PROVIDED INFORMATION START

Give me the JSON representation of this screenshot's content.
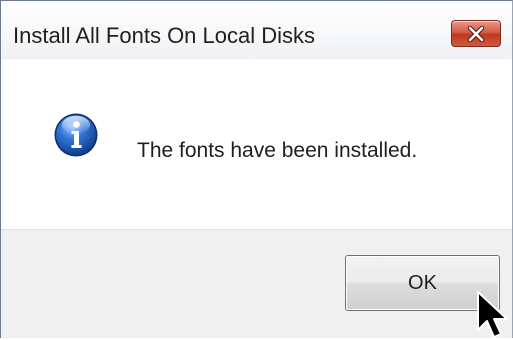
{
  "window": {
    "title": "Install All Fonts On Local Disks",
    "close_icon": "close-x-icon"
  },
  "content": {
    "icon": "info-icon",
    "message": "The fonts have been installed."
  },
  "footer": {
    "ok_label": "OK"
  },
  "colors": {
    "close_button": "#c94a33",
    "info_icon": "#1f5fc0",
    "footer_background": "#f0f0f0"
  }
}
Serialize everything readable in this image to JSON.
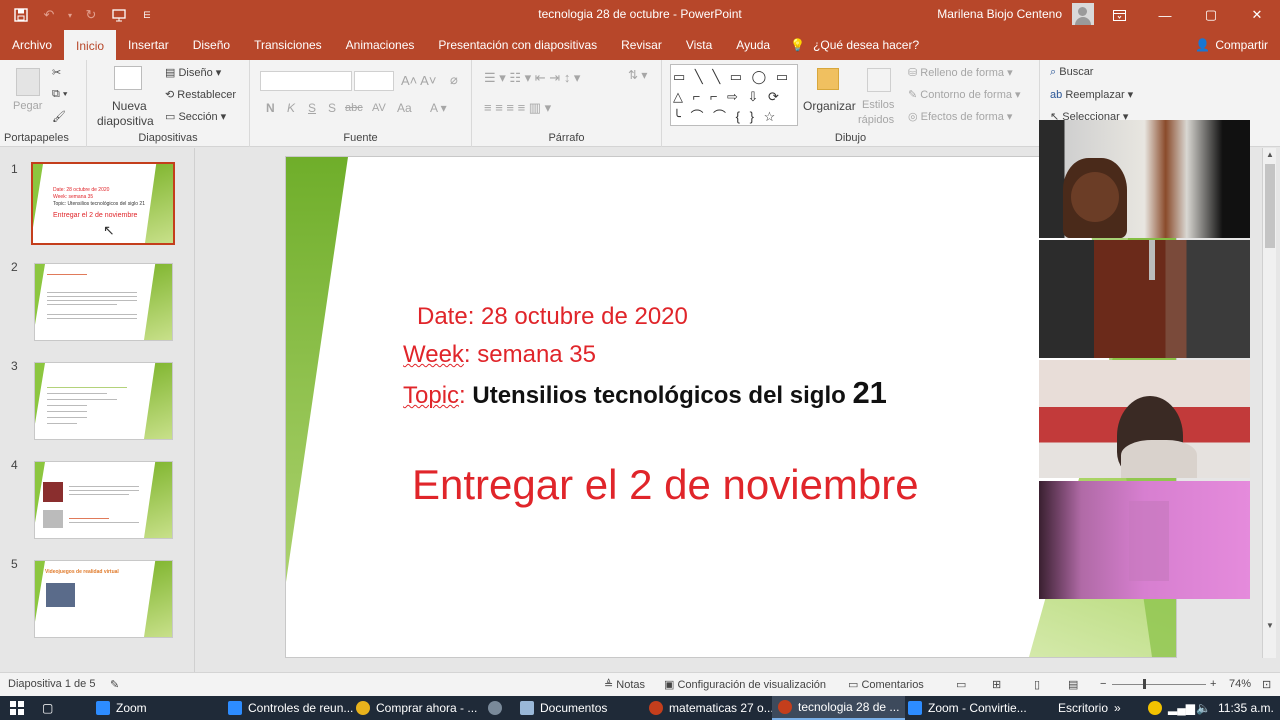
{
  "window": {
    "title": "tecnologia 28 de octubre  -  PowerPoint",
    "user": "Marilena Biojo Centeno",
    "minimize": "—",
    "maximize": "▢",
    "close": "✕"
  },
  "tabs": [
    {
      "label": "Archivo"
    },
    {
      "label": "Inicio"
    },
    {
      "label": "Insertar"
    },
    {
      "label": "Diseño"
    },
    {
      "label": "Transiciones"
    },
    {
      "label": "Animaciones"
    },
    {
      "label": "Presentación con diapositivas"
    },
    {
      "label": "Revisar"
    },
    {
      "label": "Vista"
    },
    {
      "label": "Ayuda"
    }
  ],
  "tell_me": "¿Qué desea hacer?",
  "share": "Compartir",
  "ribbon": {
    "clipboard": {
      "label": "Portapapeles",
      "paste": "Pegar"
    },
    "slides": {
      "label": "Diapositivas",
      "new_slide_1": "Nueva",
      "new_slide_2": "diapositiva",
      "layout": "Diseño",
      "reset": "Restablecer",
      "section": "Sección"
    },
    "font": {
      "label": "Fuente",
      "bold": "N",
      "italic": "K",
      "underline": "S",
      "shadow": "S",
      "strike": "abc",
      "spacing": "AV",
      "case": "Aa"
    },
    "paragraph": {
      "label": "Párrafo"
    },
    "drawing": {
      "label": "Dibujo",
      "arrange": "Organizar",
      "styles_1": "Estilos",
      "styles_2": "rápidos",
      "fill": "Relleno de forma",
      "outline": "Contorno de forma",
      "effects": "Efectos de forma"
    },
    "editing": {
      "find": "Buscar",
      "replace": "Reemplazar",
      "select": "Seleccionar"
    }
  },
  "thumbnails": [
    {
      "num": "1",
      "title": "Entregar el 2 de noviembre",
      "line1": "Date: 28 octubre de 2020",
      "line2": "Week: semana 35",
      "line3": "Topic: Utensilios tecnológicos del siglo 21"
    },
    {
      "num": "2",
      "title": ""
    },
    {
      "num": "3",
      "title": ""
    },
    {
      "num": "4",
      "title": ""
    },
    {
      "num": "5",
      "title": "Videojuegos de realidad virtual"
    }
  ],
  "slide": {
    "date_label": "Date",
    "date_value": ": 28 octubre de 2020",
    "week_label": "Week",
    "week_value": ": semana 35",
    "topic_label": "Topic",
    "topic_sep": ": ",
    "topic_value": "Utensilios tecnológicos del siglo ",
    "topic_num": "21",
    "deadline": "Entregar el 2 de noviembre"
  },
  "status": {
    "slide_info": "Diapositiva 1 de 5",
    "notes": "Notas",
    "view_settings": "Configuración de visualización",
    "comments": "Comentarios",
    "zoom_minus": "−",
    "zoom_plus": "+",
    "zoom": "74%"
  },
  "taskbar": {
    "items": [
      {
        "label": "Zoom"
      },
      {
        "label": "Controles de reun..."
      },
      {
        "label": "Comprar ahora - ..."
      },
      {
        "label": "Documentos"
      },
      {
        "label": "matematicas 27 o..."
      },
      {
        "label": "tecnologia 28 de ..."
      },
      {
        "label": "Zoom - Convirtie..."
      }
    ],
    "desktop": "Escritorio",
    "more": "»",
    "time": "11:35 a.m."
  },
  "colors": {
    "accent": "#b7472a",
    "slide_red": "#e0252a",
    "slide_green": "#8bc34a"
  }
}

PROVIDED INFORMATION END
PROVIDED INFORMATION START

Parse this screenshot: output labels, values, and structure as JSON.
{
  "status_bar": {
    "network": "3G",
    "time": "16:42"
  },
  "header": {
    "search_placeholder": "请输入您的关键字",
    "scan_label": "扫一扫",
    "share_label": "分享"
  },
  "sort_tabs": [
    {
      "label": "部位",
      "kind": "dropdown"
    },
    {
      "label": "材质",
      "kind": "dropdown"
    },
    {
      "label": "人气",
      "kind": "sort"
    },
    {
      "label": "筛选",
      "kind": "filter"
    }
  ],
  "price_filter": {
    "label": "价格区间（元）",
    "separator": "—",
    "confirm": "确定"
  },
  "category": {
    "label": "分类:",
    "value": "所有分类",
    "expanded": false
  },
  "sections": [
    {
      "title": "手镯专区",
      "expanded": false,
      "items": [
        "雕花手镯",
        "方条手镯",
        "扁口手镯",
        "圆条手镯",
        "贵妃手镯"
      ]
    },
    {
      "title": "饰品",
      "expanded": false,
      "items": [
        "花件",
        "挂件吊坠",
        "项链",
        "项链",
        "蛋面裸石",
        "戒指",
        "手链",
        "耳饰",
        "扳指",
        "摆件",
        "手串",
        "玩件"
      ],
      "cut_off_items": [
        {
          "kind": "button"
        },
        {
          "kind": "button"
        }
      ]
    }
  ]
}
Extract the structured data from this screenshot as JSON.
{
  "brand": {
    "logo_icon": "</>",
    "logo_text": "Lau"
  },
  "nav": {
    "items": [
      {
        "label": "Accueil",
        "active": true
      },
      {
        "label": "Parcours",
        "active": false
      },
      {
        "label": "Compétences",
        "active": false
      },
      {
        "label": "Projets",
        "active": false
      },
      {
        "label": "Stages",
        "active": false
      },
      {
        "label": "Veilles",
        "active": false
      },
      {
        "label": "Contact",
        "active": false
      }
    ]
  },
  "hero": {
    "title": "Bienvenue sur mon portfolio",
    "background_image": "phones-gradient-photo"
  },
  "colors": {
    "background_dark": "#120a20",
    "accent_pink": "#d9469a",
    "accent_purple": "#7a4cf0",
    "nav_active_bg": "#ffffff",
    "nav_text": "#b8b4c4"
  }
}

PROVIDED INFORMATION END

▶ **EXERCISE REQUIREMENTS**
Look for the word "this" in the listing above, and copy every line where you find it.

▶ **YOUR SOLUTION**
Give me the JSON representation of this screenshot's content.
Serialize everything readable in this image to JSON.
Parse this screenshot: output labels, values, and structure as JSON.
Extract the structured data from this screenshot as JSON.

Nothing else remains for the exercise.